The bill seeks to make it easier for law enforcers to put money-launderers behind bars. Hong Kong's conviction rate is not up to scratch.

Figures provided by Commissioner for Narcotics Clarie Lo Ku Ka-lee bear this out. Between 1996 and November last year, 3,358 investigations took place, only 119 prosecutions were launched and a mere 54 people convicted.

One of the problems prosecutors face is proving that someone had reasonable grounds to believe the money they were passing through their bank account, mailbox or dry-cleaning shop was in fact dirty cash.

Were the mental element to be reduced to 'having reasonable grounds to suspect', a conviction would be easier to secure, the Government argues.

Bills committee members such as James To Kun-sun, Margaret Ng Ngoi-yee and Eric Li Ka-cheung see things differently, as do the Law Society and the Bar Association.

The net could be cast too wide, and innocent people who were genuinely oblivious to what was happening when dirty money was being laundered could find themselves jailed for being gullible.

Some amendments have been put forward by the administration - defence provisions and mitigating circumstances that could be taken into account - but in the words of Mr Li, these are 'minor touch-ups'.

Another far-reaching proposal is to empower police with the ability to seize suspects' assets upon arrest. Police can only do so at the moment if a suspect has been charged or an interim order is granted by a judge.

A restraint order that would come into effect as soon as a person was arrested would in theory stop assets from conveniently vanishing once the police were on to a suspect.

The proposal was swiftly attacked by legislators: what if the suspect is innocent? Not only is the seizure notion contrary to basic property rights, but it could leave the Government exposed to compensation claims.

As the Law Society pointed out: 'Should the relevant law enforcement agency have sufficient evidence, a charge should be able to ensue fairly promptly.'

A radical re-think was urged before the bill comes under discussion again. It looked highly unlikely that the proposal would receive any backing from lawmakers in its present form, if at all.

There is, however, a feeling that some legislators formerly adamant that the bill should not see the light of day are beginning to sway in the Government's direction.

In its latest round of responses to lawmakers' concerns, there was a central theme from the administration: the way things are going globally on the anti-money laundering front, we may have no choice but overhaul the law.

This is particularly so in relation to the mental element - ie, reducing the burden to having 'reasonable grounds to suspect'.

A meeting of the Financial Action Task Force (FATF) on Money Laundering in October came up with eight new recommendations to counter terrorist financing.

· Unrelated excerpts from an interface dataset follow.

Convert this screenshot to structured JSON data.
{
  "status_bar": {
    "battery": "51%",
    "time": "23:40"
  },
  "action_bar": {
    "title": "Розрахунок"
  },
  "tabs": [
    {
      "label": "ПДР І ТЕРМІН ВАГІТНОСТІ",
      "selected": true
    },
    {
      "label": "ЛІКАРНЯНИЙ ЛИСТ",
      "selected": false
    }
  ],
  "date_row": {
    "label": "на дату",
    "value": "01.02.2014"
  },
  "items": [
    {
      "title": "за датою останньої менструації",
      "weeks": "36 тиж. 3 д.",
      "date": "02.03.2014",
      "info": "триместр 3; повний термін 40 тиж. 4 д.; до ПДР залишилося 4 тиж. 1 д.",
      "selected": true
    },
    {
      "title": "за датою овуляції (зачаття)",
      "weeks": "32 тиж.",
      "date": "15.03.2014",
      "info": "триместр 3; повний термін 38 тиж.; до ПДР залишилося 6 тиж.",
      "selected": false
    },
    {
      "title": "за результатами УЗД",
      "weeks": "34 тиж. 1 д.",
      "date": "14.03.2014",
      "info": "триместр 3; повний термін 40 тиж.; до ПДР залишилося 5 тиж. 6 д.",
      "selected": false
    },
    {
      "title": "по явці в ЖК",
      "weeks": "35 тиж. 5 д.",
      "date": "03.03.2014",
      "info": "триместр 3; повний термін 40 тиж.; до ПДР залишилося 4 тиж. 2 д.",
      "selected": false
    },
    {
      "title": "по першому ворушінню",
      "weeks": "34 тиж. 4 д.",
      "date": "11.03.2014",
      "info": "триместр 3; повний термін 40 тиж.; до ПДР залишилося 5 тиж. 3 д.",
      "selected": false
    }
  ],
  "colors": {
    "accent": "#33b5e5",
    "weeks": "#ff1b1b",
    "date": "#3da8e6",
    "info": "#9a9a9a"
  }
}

There are already 40 such recommendations in place - adherence will dictate how 'co-operative' FATF views a jurisdiction to be - and the additional ones came on the heels of the September 11 attack.

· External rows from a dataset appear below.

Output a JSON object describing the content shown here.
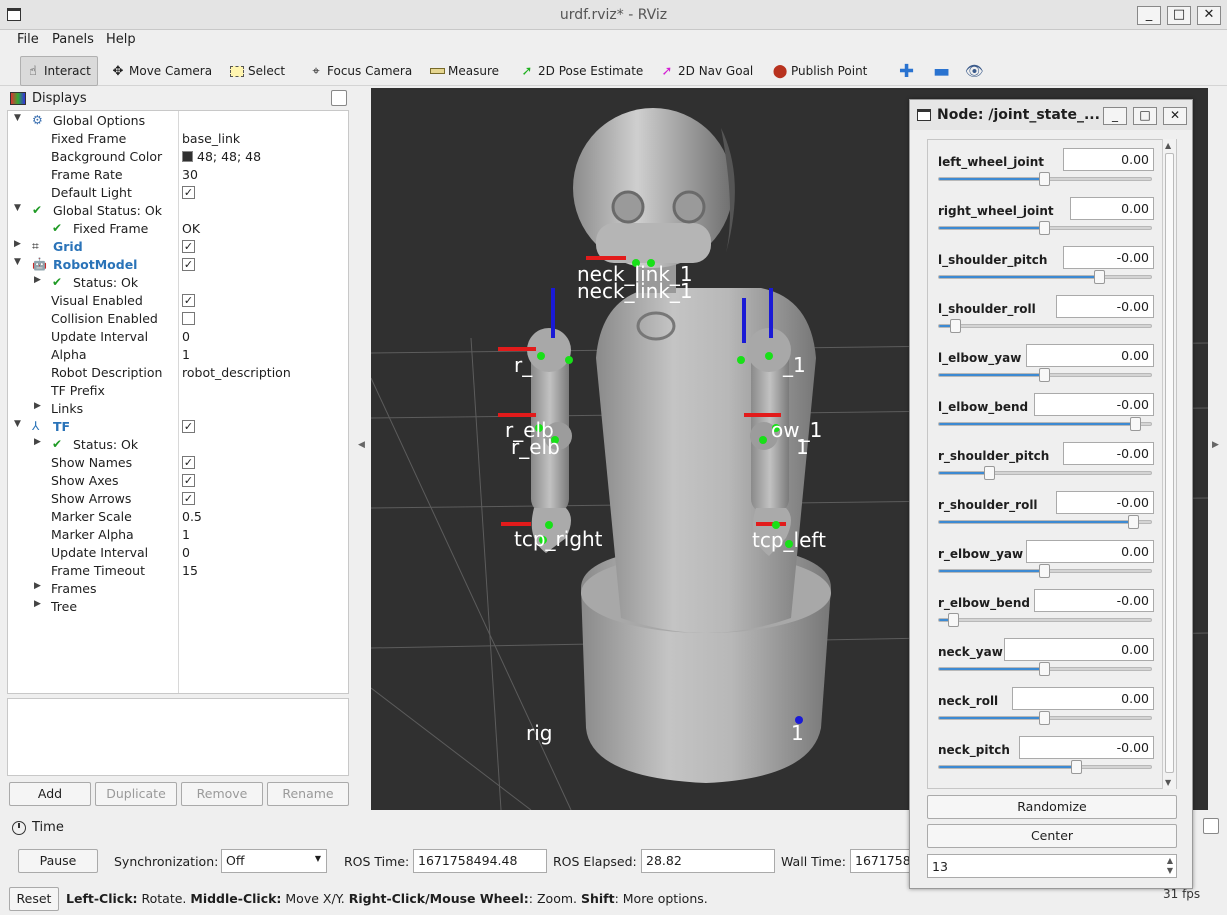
{
  "window": {
    "title": "urdf.rviz* - RViz"
  },
  "menu": [
    "File",
    "Panels",
    "Help"
  ],
  "toolbar": {
    "tools": [
      {
        "label": "Interact",
        "icon": "hand-pointer-icon"
      },
      {
        "label": "Move Camera",
        "icon": "move-arrows-icon"
      },
      {
        "label": "Select",
        "icon": "select-box-icon"
      },
      {
        "label": "Focus Camera",
        "icon": "crosshair-icon"
      },
      {
        "label": "Measure",
        "icon": "ruler-icon"
      },
      {
        "label": "2D Pose Estimate",
        "icon": "green-arrow-icon"
      },
      {
        "label": "2D Nav Goal",
        "icon": "magenta-arrow-icon"
      },
      {
        "label": "Publish Point",
        "icon": "map-pin-icon"
      }
    ]
  },
  "displays": {
    "title": "Displays",
    "rows": [
      {
        "name": "Global Options",
        "val": ""
      },
      {
        "name": "Fixed Frame",
        "val": "base_link"
      },
      {
        "name": "Background Color",
        "val": "48; 48; 48"
      },
      {
        "name": "Frame Rate",
        "val": "30"
      },
      {
        "name": "Default Light",
        "val": ""
      },
      {
        "name": "Global Status: Ok",
        "val": ""
      },
      {
        "name": "Fixed Frame",
        "val": "OK"
      },
      {
        "name": "Grid",
        "val": ""
      },
      {
        "name": "RobotModel",
        "val": ""
      },
      {
        "name": "Status: Ok",
        "val": ""
      },
      {
        "name": "Visual Enabled",
        "val": ""
      },
      {
        "name": "Collision Enabled",
        "val": ""
      },
      {
        "name": "Update Interval",
        "val": "0"
      },
      {
        "name": "Alpha",
        "val": "1"
      },
      {
        "name": "Robot Description",
        "val": "robot_description"
      },
      {
        "name": "TF Prefix",
        "val": ""
      },
      {
        "name": "Links",
        "val": ""
      },
      {
        "name": "TF",
        "val": ""
      },
      {
        "name": "Status: Ok",
        "val": ""
      },
      {
        "name": "Show Names",
        "val": ""
      },
      {
        "name": "Show Axes",
        "val": ""
      },
      {
        "name": "Show Arrows",
        "val": ""
      },
      {
        "name": "Marker Scale",
        "val": "0.5"
      },
      {
        "name": "Marker Alpha",
        "val": "1"
      },
      {
        "name": "Update Interval",
        "val": "0"
      },
      {
        "name": "Frame Timeout",
        "val": "15"
      },
      {
        "name": "Frames",
        "val": ""
      },
      {
        "name": "Tree",
        "val": ""
      }
    ],
    "buttons": {
      "add": "Add",
      "duplicate": "Duplicate",
      "remove": "Remove",
      "rename": "Rename"
    }
  },
  "viewport": {
    "background_color": "#303030",
    "labels": [
      "neck_link_1",
      "neck_link_1",
      "r_",
      "_1",
      "r_elb",
      "r_elb",
      "ow_1",
      "1",
      "tcp_right",
      "tcp_left",
      "rig",
      "1"
    ]
  },
  "time": {
    "title": "Time",
    "pause": "Pause",
    "sync_label": "Synchronization:",
    "sync_value": "Off",
    "ros_time_label": "ROS Time:",
    "ros_time": "1671758494.48",
    "ros_elapsed_label": "ROS Elapsed:",
    "ros_elapsed": "28.82",
    "wall_time_label": "Wall Time:",
    "wall_time": "1671758"
  },
  "status": {
    "reset": "Reset",
    "left": "Left-Click:",
    "left_desc": " Rotate. ",
    "middle": "Middle-Click:",
    "middle_desc": " Move X/Y. ",
    "right": "Right-Click/Mouse Wheel:",
    "right_desc": ": Zoom. ",
    "shift": "Shift",
    "shift_desc": ": More options.",
    "fps": "31 fps"
  },
  "joint_panel": {
    "title": "Node: /joint_state_...",
    "joints": [
      {
        "name": "left_wheel_joint",
        "value": "0.00",
        "pos": 0.5
      },
      {
        "name": "right_wheel_joint",
        "value": "0.00",
        "pos": 0.5
      },
      {
        "name": "l_shoulder_pitch",
        "value": "-0.00",
        "pos": 0.76
      },
      {
        "name": "l_shoulder_roll",
        "value": "-0.00",
        "pos": 0.08
      },
      {
        "name": "l_elbow_yaw",
        "value": "0.00",
        "pos": 0.5
      },
      {
        "name": "l_elbow_bend",
        "value": "-0.00",
        "pos": 0.93
      },
      {
        "name": "r_shoulder_pitch",
        "value": "-0.00",
        "pos": 0.24
      },
      {
        "name": "r_shoulder_roll",
        "value": "-0.00",
        "pos": 0.92
      },
      {
        "name": "r_elbow_yaw",
        "value": "0.00",
        "pos": 0.5
      },
      {
        "name": "r_elbow_bend",
        "value": "-0.00",
        "pos": 0.07
      },
      {
        "name": "neck_yaw",
        "value": "0.00",
        "pos": 0.5
      },
      {
        "name": "neck_roll",
        "value": "0.00",
        "pos": 0.5
      },
      {
        "name": "neck_pitch",
        "value": "-0.00",
        "pos": 0.65
      }
    ],
    "randomize": "Randomize",
    "center": "Center",
    "count": "13"
  }
}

One of these states that if a financial institution, business or entity has 'reasonable grounds to suspect' funds are linked to terrorist acts, they should be required to report them.

Hong Kong is a member of the FATF - this year it is actually the chair - and should be in compliance with the recommendations, the Government contends.

Other jurisdictions are tightening their laws to this effect. Hong Kong would be merely 'aligning' its anti-money laundering regime with the latest international requirements.

It sounds good on paper. In reality, what we are talking about is police putting more drug-traffickers and tax-evaders, not terrorists, behind bars if the proposals are adopted.

Yet the 'aligning' argument will probably have an impact on some legislators as the debate over the bill continues and as Hong Kong hosts an FATF meeting at the end of this month.

It is unlikely to drown out its harshest critics, but the Government may get the numbers it needs to get the bill through.

Graphic: moneygbz